"She wanted me to join a competition and racing," Cristal signed. "She thought it would be really good for me, I'm not really sure why."

Having never run before, Cristal joined the Bulldogs' cross country team with head coach Louie Quintana. It's been a big change of pace for both parties.

"I love challenges. I think it's great to have something different," Quintana said. "In cross country, we've got no subs, no bench, no referees, so guess what, you all run."

"It's been really tough," Cristal signed. "It's a lot of hardwork, a lot of training."

A coach and athlete relationship relies on communication. Since Quintana doesn't know a lot of sign language, he and Cristal talk through her two interpreters, Elijah and Julia.

"Sometimes, without interpreters, I get stuck. Having others to help me out and having a coach trying to talk to me, I don't always know what's going on," Cristal signed.

"It's great. I'm always looking around for him," Quintana added. "I look to my right and my left like, 'Where's he at?' It makes my job much, much easier."

Cristal has also developed a bond with her teammates even though communication is a work in progress.

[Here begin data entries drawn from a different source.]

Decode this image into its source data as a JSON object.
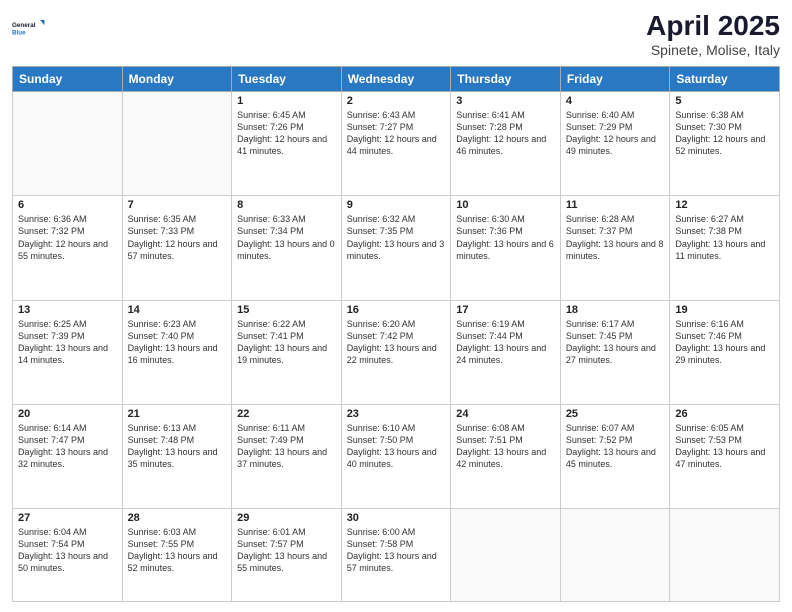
{
  "header": {
    "logo_line1": "General",
    "logo_line2": "Blue",
    "month": "April 2025",
    "location": "Spinete, Molise, Italy"
  },
  "days_of_week": [
    "Sunday",
    "Monday",
    "Tuesday",
    "Wednesday",
    "Thursday",
    "Friday",
    "Saturday"
  ],
  "weeks": [
    [
      {
        "day": "",
        "info": ""
      },
      {
        "day": "",
        "info": ""
      },
      {
        "day": "1",
        "info": "Sunrise: 6:45 AM\nSunset: 7:26 PM\nDaylight: 12 hours and 41 minutes."
      },
      {
        "day": "2",
        "info": "Sunrise: 6:43 AM\nSunset: 7:27 PM\nDaylight: 12 hours and 44 minutes."
      },
      {
        "day": "3",
        "info": "Sunrise: 6:41 AM\nSunset: 7:28 PM\nDaylight: 12 hours and 46 minutes."
      },
      {
        "day": "4",
        "info": "Sunrise: 6:40 AM\nSunset: 7:29 PM\nDaylight: 12 hours and 49 minutes."
      },
      {
        "day": "5",
        "info": "Sunrise: 6:38 AM\nSunset: 7:30 PM\nDaylight: 12 hours and 52 minutes."
      }
    ],
    [
      {
        "day": "6",
        "info": "Sunrise: 6:36 AM\nSunset: 7:32 PM\nDaylight: 12 hours and 55 minutes."
      },
      {
        "day": "7",
        "info": "Sunrise: 6:35 AM\nSunset: 7:33 PM\nDaylight: 12 hours and 57 minutes."
      },
      {
        "day": "8",
        "info": "Sunrise: 6:33 AM\nSunset: 7:34 PM\nDaylight: 13 hours and 0 minutes."
      },
      {
        "day": "9",
        "info": "Sunrise: 6:32 AM\nSunset: 7:35 PM\nDaylight: 13 hours and 3 minutes."
      },
      {
        "day": "10",
        "info": "Sunrise: 6:30 AM\nSunset: 7:36 PM\nDaylight: 13 hours and 6 minutes."
      },
      {
        "day": "11",
        "info": "Sunrise: 6:28 AM\nSunset: 7:37 PM\nDaylight: 13 hours and 8 minutes."
      },
      {
        "day": "12",
        "info": "Sunrise: 6:27 AM\nSunset: 7:38 PM\nDaylight: 13 hours and 11 minutes."
      }
    ],
    [
      {
        "day": "13",
        "info": "Sunrise: 6:25 AM\nSunset: 7:39 PM\nDaylight: 13 hours and 14 minutes."
      },
      {
        "day": "14",
        "info": "Sunrise: 6:23 AM\nSunset: 7:40 PM\nDaylight: 13 hours and 16 minutes."
      },
      {
        "day": "15",
        "info": "Sunrise: 6:22 AM\nSunset: 7:41 PM\nDaylight: 13 hours and 19 minutes."
      },
      {
        "day": "16",
        "info": "Sunrise: 6:20 AM\nSunset: 7:42 PM\nDaylight: 13 hours and 22 minutes."
      },
      {
        "day": "17",
        "info": "Sunrise: 6:19 AM\nSunset: 7:44 PM\nDaylight: 13 hours and 24 minutes."
      },
      {
        "day": "18",
        "info": "Sunrise: 6:17 AM\nSunset: 7:45 PM\nDaylight: 13 hours and 27 minutes."
      },
      {
        "day": "19",
        "info": "Sunrise: 6:16 AM\nSunset: 7:46 PM\nDaylight: 13 hours and 29 minutes."
      }
    ],
    [
      {
        "day": "20",
        "info": "Sunrise: 6:14 AM\nSunset: 7:47 PM\nDaylight: 13 hours and 32 minutes."
      },
      {
        "day": "21",
        "info": "Sunrise: 6:13 AM\nSunset: 7:48 PM\nDaylight: 13 hours and 35 minutes."
      },
      {
        "day": "22",
        "info": "Sunrise: 6:11 AM\nSunset: 7:49 PM\nDaylight: 13 hours and 37 minutes."
      },
      {
        "day": "23",
        "info": "Sunrise: 6:10 AM\nSunset: 7:50 PM\nDaylight: 13 hours and 40 minutes."
      },
      {
        "day": "24",
        "info": "Sunrise: 6:08 AM\nSunset: 7:51 PM\nDaylight: 13 hours and 42 minutes."
      },
      {
        "day": "25",
        "info": "Sunrise: 6:07 AM\nSunset: 7:52 PM\nDaylight: 13 hours and 45 minutes."
      },
      {
        "day": "26",
        "info": "Sunrise: 6:05 AM\nSunset: 7:53 PM\nDaylight: 13 hours and 47 minutes."
      }
    ],
    [
      {
        "day": "27",
        "info": "Sunrise: 6:04 AM\nSunset: 7:54 PM\nDaylight: 13 hours and 50 minutes."
      },
      {
        "day": "28",
        "info": "Sunrise: 6:03 AM\nSunset: 7:55 PM\nDaylight: 13 hours and 52 minutes."
      },
      {
        "day": "29",
        "info": "Sunrise: 6:01 AM\nSunset: 7:57 PM\nDaylight: 13 hours and 55 minutes."
      },
      {
        "day": "30",
        "info": "Sunrise: 6:00 AM\nSunset: 7:58 PM\nDaylight: 13 hours and 57 minutes."
      },
      {
        "day": "",
        "info": ""
      },
      {
        "day": "",
        "info": ""
      },
      {
        "day": "",
        "info": ""
      }
    ]
  ]
}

"I think she's really nice, and I like her determination to try a new sport that she's never done," fellow freshman runner Sierra Skinner said.

"All the girls look at me, see that I'm deaf, and they try to figure out, 'How do I communicate with you? I don't know sign.' It's nice that they are trying to learn a little bit of sign," Cristal signed.

From the start of the race, to the finish, she has learned to push through the pain. But persevering is nothing new for Cristal.

"It kind of feels nice," Cristal signed. "You feel satisfied. You're done."

"When she runs, it doesn't seem like a smile when she's running out there," Quintana joked. "But when she gets done, she has a smile because there isn't another choice after that."

Actions speak louder than words, Cristal proves that every day. She hopes others can find the strength to do the same.

"I know it can be a lot of pressure, you can feel alone and shy. I would try to tell them to get out there. I'm trying it. I'm out here," Cristal signed. "Even though you struggle with communication, just go for it and try it."